Bolbol offers us insight into everyone’s peculiar form of suffering, from his own cage of fears to his brother’s unrelenting anger and his sister’s wounded pride – these all against a backdrop of a nation descending into the civil war through which the protagonists end up traveling. Of course, while transporting a rotting corpse across a landscape where the primary distinctions are degrees of physical devastation, death is constant companion. And, as the title makes clear, death is and becomes hard work. (Translated literally, the title would be Death Is Hard Labour)
Precisely Khalifa’s handling of death – the grossness of decay, the numbness that develops by constantly being confronted by it – demonstrates the author’s remarkable craft and sensitivity. The book has its share of humor. I was struck by this crisply related image:
“The calmest of the four was the corpse, of course, which knew no fear or worry; blue-tinged, it swelled with perfect equanimity and didn’t care that it might explode at any moment. When it vanished, at last, it would do so willingly, unconcerned with wars, soldiers or checkpoints.” (p. 127)
Rather than build our sympathies with a particular faction of the conflict, through Bolbol’s desperate attempt to survive and experience a modicum of respect, we are confronted with a kind of futility. At the final checkpoint run by an extremist group, Bolbol is arrested and his siblings are allowed to proceed. Unable to pass a test demonstrating sufficient command of Islam, he is held for religious re-education. It’s here that he contemplates the emptiness of existing in constant fear:
“Bobol reflected that when the walls of fear around you crumble, there’s only a strange emptiness inside. Nothing can fill it but a new type of fear, perhaps. You don’t know what to call it, but it’s still fear, no different in flavor, really than the old type.

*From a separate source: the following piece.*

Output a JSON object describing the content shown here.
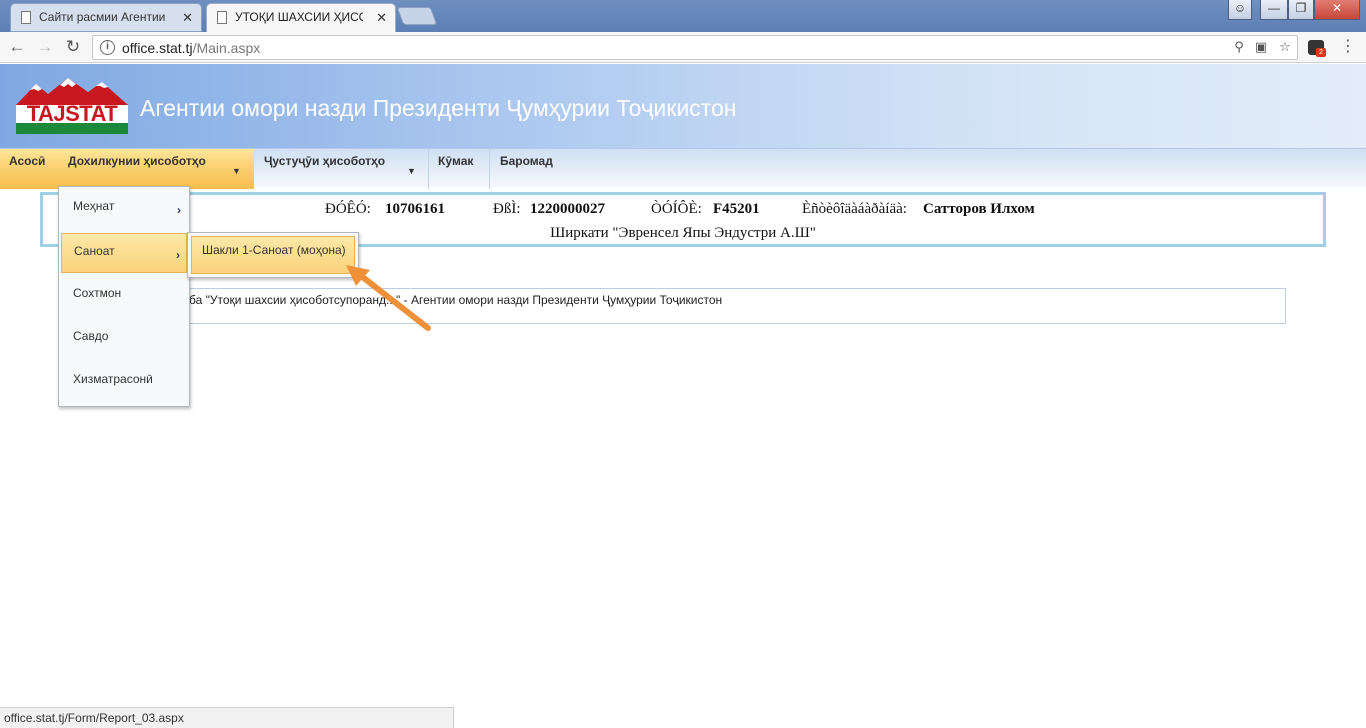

It makes you feel like you’re the only one afraid in a tide of humanity that regards dying as the ultimate solution to the enigma of living … He was convinced this was his own personal problem, not the problem of humanity as a whole: each human losing themselves, then finding themselves again by banding together with the other humans who seemed to most resemble themselves, or else transforming themselves in order to resemble those groups . . . all drowning in emptiness.” (p.174)
I had no idea what to expect when I pulled this book off the shelf. Death Is Hard Work caught me unawares. It has, as a reading adventure, convinced me again that fiction matters. Invented stories allow authors to tell us truths we need to hear without exactly designating which ones are ours to believe. How to write about the callous inhumanity of war while bearing witness to the range of human behavior that makes war not only possible, but commonplace? Khlalifa’s answer seems to be: You make space for regular degular people to reveal their own stories of survival. As outsiders looking in we are forced to acknowledge that folks have so much more going on in their hearts and minds than living to see another day, precisely when no next day is guaranteed.
Fiction reading is the art of listening to characters as they are, not as we suppose they ought to be. That has been my lesson here. Read Death Is Hard Work. Savor its characters, its humor, its craft, and its capacity to teach us what we think we mean by “life and death.”